ABC News has learned Martin’s family will soon be notified that the Justice Department will not be filing charges against George Zimmerman, who shot the 17-year-old after a confrontation in 2012. Thursday marks three years to the day since Martin was killed.
Federal prosecutors concluded there is not sufficient evidence to prove Zimmerman, a neighborhood watchman in Sanford, Fla., intentionally violated Martin’s civil rights, sources told ABC News.
In October 2014, the Washington Post reported DOJ investigators had determined there was insufficient evidence to charge Zimmerman, but still wanted to “dot their i’s and cross their t’s."
The Justice Department first announced in July 2013 it would look into the killing of the 17-year-old, who was shot by Zimmerman -- a neighborhood watchman in Sanford, Florida -- while walking home carrying a bag of Skittles and an iced tea.
After four weeks of testimony, a jury found Zimmerman not guilty of second-degree murder in July 2013.
UPDATE: In a press release from the Department of Justice, Attorney General Eric Holder commented on the close of the investigation into Martin's death.
“The death of Trayvon Martin was a devastating tragedy.
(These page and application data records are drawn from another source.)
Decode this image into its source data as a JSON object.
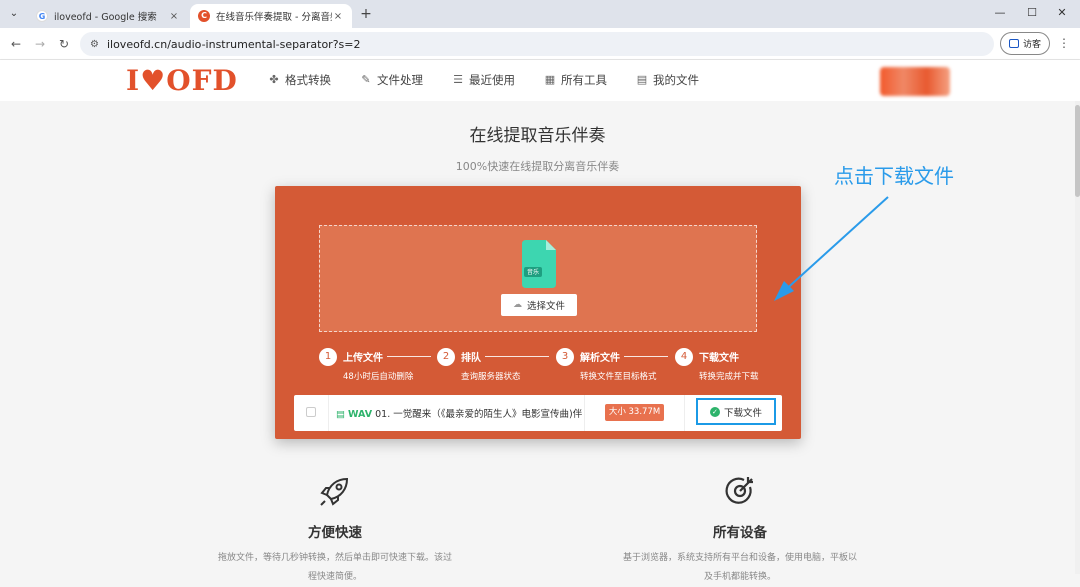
{
  "browser": {
    "tabs": [
      {
        "title": "iloveofd - Google 搜索",
        "active": false
      },
      {
        "title": "在线音乐伴奏提取 - 分离音频人",
        "active": true
      }
    ],
    "url": "iloveofd.cn/audio-instrumental-separator?s=2",
    "guest_label": "访客",
    "new_tab": "+",
    "close": "×"
  },
  "header": {
    "logo": "I♥OFD",
    "nav": [
      {
        "label": "格式转换",
        "icon": "puzzle-icon"
      },
      {
        "label": "文件处理",
        "icon": "file-edit-icon"
      },
      {
        "label": "最近使用",
        "icon": "history-icon"
      },
      {
        "label": "所有工具",
        "icon": "grid-icon"
      },
      {
        "label": "我的文件",
        "icon": "document-icon"
      }
    ]
  },
  "main": {
    "title": "在线提取音乐伴奏",
    "subtitle": "100%快速在线提取分离音乐伴奏",
    "file_icon_label": "音乐",
    "choose_button": "选择文件",
    "steps": [
      {
        "num": "1",
        "title": "上传文件",
        "desc": "48小时后自动删除"
      },
      {
        "num": "2",
        "title": "排队",
        "desc": "查询服务器状态"
      },
      {
        "num": "3",
        "title": "解析文件",
        "desc": "转换文件至目标格式"
      },
      {
        "num": "4",
        "title": "下载文件",
        "desc": "转换完成并下载"
      }
    ],
    "file": {
      "ext": "WAV",
      "name": "01. 一觉醒来（《最亲爱的陌生人》电影宣传曲)伴",
      "size": "大小 33.77M",
      "download": "下载文件"
    }
  },
  "annotation": {
    "text": "点击下载文件",
    "color": "#2a9bea"
  },
  "features": [
    {
      "icon": "rocket-icon",
      "title": "方便快速",
      "desc": "拖放文件，等待几秒钟转换，然后单击即可快速下载。该过程快速简便。"
    },
    {
      "icon": "target-icon",
      "title": "所有设备",
      "desc": "基于浏览器，系统支持所有平台和设备，使用电脑，平板以及手机都能转换。"
    }
  ],
  "colors": {
    "brand": "#e2512b",
    "panel": "#d45a36",
    "success": "#2db36b",
    "highlight": "#1b9ae6"
  }
}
It shook an entire community, drew the attention of millions across the nation, and sparked a painful but necessary dialogue throughout the country,” Holder said. “Though a comprehensive investigation found that the high standard for a federal hate crime prosecution cannot be met under the circumstances here, this young man’s premature death necessitates that we continue the dialogue and be unafraid of confronting the issues and tensions his passing brought to the surface. We, as a nation, must take concrete steps to ensure that such incidents do not occur in the future."